A Simple, Visual Look at COVID-19 Data
A friend and business partner of mine was diagnosed with COVID-19 this week. I was already obsessed with how viruses spread but this really brought it home.
So I pulled up some Data, because let’s be honest, everyone
is worried about it and we don’t have any sports stats right now… so why not?
Normally a Lean Six Sigma guru like myself will use a control
chart to analyze this type of data. But I’m exhausted from doing my 10 year old’s
math homework so I thought, “What if we look at COVID-19 data using simple
color coding in Excel and see if anything stands out?”
(My Lean Sensei taught me PGA, analyze data Practically first, the method I’m showing here, then Graphically, then Analytically)
A Simple Visual Approach
I filtered out any countries with fewer than 3,000 cases of the Corona Virus. Then I used conditional formatting in each column to make anomalies stand out. The last 2 columns show the data normalized to the number of cases so countries with higher or lower populations aren’t singled out. Finally I sorted the Death Rate / Total Cases column from largest to smallest.
What do we see?
- Well Italy and
Spain are having a rough go. Check out the Deaths per 1 Million population column.
Their data is RED. If you test positive you have a 1 in 10 chance that this
will be a very bad week.
- Good news! The United States is toward the
bottom of Deaths / Total Cases for countries with over 10,000 cases. In this chart,
countries with over 3000 cases, the U.S. is yellow but almost green. We’re
better than 1/2 of the countries on the list. Of course green doesn’t mean it’s
good, just better. And since percentages often trick us into a false sense of
security, a 2.24% death rate, which seams small, means 1 in 50 people who test
positive die. Those aren’t great odds.
- And what about
that random green box in Recovered / Total Cases? China has a 93% recovery
rate? That seems weird. Is China a statistical anomaly?
What is a statistical anomaly?
When you look at a process you can see if it is “in control” or not when you see data points that are highly unlikely to occur. There are rules for this. And China definitely stands out (geeks: check out the confidence interval for this sample in the table below). The second highest recovery rate is South Korea coming in at 56%. Why are the Chinese recovering at a much higher rate?
THEORY A: China is on the mend.
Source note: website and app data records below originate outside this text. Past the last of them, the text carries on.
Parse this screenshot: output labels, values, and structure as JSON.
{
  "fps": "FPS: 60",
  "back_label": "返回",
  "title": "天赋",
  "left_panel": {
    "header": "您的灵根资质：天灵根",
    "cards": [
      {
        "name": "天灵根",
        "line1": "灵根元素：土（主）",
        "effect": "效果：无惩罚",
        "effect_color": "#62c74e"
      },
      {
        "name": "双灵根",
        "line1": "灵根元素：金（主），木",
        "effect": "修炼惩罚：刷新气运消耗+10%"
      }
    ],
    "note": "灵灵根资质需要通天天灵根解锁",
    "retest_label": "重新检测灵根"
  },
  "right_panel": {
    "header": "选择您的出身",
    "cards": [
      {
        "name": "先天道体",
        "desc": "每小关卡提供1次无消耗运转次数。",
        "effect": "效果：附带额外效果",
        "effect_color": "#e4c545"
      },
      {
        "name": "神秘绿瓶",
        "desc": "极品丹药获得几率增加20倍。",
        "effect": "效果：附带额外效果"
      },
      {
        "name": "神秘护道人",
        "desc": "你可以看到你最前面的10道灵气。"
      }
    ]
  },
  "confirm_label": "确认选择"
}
The virus has run its course. Everyone is getting healthy and everyone else is lagging behind.
THEORY B: China is underreporting their death rate.
Pick your conspiracy theory or just chalk it up to leaders who don’t want to admit they have a problem. I don’t have a dog in this fight, but I do like looking at the data. It tells a story all on its own. And using data I can come to my own conclusions on how likely I am to survive this… or just driving to work. If I stay home I’m safe from both!
Stats for Geeks (Normal people move on… nothing to see here.)
Do you trust your data?
Are those death rates accurate? It’s important to note how differently each nation not only reports their data but collects it. The number of actual cases in a country may differ due to several factors.
- How many people have the virus but minor or no symptoms?
- How many people have symptoms but are never tested?
- How many of those people go in to be checked vs. toughing it out?
- How many tests are available?
- How accurate are those tests? Are there false positives?
Given these factors your raw data could send you on a magic mushroom trip to a realm that is not reality. There is a margin of error in the data.
It’s good to be an American. But it’s better to be Australian. Nobody is dying from Corona there. Do I trust the data? Some of it. Are we going to make it through this? Yes we are!
Fun (?) Facts:
- The “normal” flu kills over 55,000 Americans each year.
- Drunk driving kills over 10,000 Americans each
year. Now there’s a 100% preventable virus we could be working on.
I hope you will dig into some data today, if not for the Corona Virus then for your own business. Go get it, make it visual, and see what it tells you. It’s easier than you think. And maybe just a little fun.